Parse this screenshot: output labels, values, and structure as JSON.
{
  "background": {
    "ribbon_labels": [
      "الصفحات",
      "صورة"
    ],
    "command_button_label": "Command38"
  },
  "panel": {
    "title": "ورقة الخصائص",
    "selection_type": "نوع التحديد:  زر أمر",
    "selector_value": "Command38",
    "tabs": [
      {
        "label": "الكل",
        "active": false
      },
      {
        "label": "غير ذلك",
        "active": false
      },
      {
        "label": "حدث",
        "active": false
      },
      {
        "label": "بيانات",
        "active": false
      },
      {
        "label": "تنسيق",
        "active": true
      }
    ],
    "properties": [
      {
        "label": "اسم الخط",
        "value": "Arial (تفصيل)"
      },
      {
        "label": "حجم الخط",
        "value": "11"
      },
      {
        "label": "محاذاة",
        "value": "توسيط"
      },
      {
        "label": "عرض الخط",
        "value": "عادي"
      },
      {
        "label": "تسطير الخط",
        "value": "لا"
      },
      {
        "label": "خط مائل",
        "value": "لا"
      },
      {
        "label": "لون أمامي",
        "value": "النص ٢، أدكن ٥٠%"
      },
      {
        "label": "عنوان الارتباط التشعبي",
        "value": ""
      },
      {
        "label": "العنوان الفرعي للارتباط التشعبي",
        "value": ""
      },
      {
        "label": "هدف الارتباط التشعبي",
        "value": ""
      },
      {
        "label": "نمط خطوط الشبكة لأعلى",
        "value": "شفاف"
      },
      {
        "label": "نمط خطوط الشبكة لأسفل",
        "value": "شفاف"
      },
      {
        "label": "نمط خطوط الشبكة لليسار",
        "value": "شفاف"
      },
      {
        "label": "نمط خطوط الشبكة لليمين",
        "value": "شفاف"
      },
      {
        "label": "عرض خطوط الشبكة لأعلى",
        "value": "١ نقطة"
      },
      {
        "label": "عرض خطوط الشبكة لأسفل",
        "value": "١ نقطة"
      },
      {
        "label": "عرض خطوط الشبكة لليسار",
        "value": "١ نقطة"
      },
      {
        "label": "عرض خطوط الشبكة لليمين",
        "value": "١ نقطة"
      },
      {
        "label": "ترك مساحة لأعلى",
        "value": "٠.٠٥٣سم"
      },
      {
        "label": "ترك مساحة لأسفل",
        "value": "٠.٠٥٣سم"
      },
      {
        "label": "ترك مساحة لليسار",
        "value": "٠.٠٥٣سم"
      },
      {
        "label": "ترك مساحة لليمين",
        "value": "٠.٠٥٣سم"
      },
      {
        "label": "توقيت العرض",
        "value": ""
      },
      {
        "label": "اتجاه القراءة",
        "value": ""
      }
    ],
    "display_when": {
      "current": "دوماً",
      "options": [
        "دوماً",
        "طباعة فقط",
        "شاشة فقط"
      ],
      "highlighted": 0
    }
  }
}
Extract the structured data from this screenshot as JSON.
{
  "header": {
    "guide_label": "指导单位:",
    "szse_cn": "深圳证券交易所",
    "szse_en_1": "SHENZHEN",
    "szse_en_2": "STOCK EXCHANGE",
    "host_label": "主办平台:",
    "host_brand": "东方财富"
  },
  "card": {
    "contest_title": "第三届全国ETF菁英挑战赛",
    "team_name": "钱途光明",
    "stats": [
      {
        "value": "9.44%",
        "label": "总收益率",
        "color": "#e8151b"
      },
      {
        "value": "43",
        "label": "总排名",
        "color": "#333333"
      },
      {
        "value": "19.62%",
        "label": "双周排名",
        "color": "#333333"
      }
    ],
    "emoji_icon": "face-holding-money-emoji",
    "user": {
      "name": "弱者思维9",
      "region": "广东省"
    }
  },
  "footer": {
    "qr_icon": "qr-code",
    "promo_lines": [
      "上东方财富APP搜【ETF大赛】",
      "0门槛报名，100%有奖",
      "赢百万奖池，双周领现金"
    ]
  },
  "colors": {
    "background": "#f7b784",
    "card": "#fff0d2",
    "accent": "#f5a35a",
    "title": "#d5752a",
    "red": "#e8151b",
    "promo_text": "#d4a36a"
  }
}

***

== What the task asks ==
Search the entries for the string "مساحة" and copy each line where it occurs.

== Exercise answer ==
        "label": "ترك مساحة لأعلى",
        "label": "ترك مساحة لأسفل",
        "label": "ترك مساحة لليسار",
        "label": "ترك مساحة لليمين",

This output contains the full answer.